> _What you are asked to do_: Please return every record exactly, with no pictures included.

══ Given records

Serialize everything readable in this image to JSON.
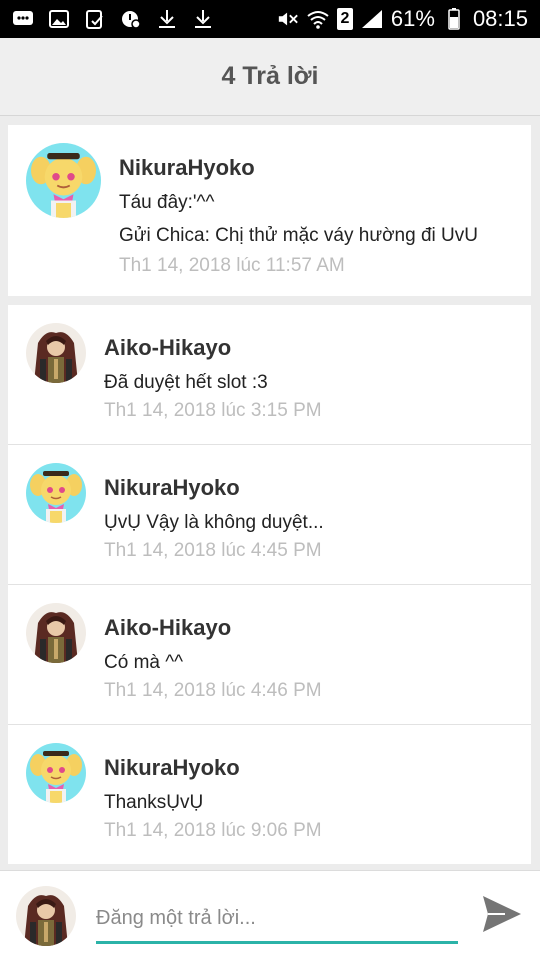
{
  "status_bar": {
    "icons": [
      "message-icon",
      "image-icon",
      "clipboard-icon",
      "alarm-icon",
      "download-icon",
      "download-icon",
      "mute-icon",
      "wifi-icon",
      "sim-icon",
      "signal-icon",
      "battery-icon"
    ],
    "sim_badge": "2",
    "battery": "61%",
    "time": "08:15"
  },
  "header": {
    "title": "4 Trả lời"
  },
  "post": {
    "author": "NikuraHyoko",
    "lines": [
      "Táu đây:'^^",
      "Gửi Chica: Chị thử mặc váy hường đi UvU"
    ],
    "time": "Th1 14, 2018 lúc 11:57 AM",
    "avatar": "chica-avatar"
  },
  "replies": [
    {
      "author": "Aiko-Hikayo",
      "text": "Đã duyệt hết slot :3",
      "time": "Th1 14, 2018 lúc 3:15 PM",
      "avatar": "aiko-avatar"
    },
    {
      "author": "NikuraHyoko",
      "text": "ỤvỤ Vậy là không duyệt...",
      "time": "Th1 14, 2018 lúc 4:45 PM",
      "avatar": "chica-avatar"
    },
    {
      "author": "Aiko-Hikayo",
      "text": "Có mà ^^",
      "time": "Th1 14, 2018 lúc 4:46 PM",
      "avatar": "aiko-avatar"
    },
    {
      "author": "NikuraHyoko",
      "text": "ThanksỤvỤ",
      "time": "Th1 14, 2018 lúc 9:06 PM",
      "avatar": "chica-avatar"
    }
  ],
  "composer": {
    "placeholder": "Đăng một trả lời...",
    "value": "",
    "send_icon": "send-icon",
    "avatar": "aiko-avatar"
  },
  "colors": {
    "accent": "#2bb3a8",
    "time_text": "#bdbdbd",
    "header_bg": "#efefef",
    "page_bg": "#ececec"
  }
}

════

> _Answer box_:
Serialize everything readable in this image to JSON.
{
  "status_bar": {
    "icons": [
      "message-icon",
      "image-icon",
      "clipboard-icon",
      "alarm-icon",
      "download-icon",
      "download-icon",
      "mute-icon",
      "wifi-icon",
      "sim-icon",
      "signal-icon",
      "battery-icon"
    ],
    "sim_badge": "2",
    "battery": "61%",
    "time": "08:15"
  },
  "header": {
    "title": "4 Trả lời"
  },
  "post": {
    "author": "NikuraHyoko",
    "lines": [
      "Táu đây:'^^",
      "Gửi Chica: Chị thử mặc váy hường đi UvU"
    ],
    "time": "Th1 14, 2018 lúc 11:57 AM",
    "avatar": "chica-avatar"
  },
  "replies": [
    {
      "author": "Aiko-Hikayo",
      "text": "Đã duyệt hết slot :3",
      "time": "Th1 14, 2018 lúc 3:15 PM",
      "avatar": "aiko-avatar"
    },
    {
      "author": "NikuraHyoko",
      "text": "ỤvỤ Vậy là không duyệt...",
      "time": "Th1 14, 2018 lúc 4:45 PM",
      "avatar": "chica-avatar"
    },
    {
      "author": "Aiko-Hikayo",
      "text": "Có mà ^^",
      "time": "Th1 14, 2018 lúc 4:46 PM",
      "avatar": "aiko-avatar"
    },
    {
      "author": "NikuraHyoko",
      "text": "ThanksỤvỤ",
      "time": "Th1 14, 2018 lúc 9:06 PM",
      "avatar": "chica-avatar"
    }
  ],
  "composer": {
    "placeholder": "Đăng một trả lời...",
    "value": "",
    "send_icon": "send-icon",
    "avatar": "aiko-avatar"
  },
  "colors": {
    "accent": "#2bb3a8",
    "time_text": "#bdbdbd",
    "header_bg": "#efefef",
    "page_bg": "#ececec"
  }
}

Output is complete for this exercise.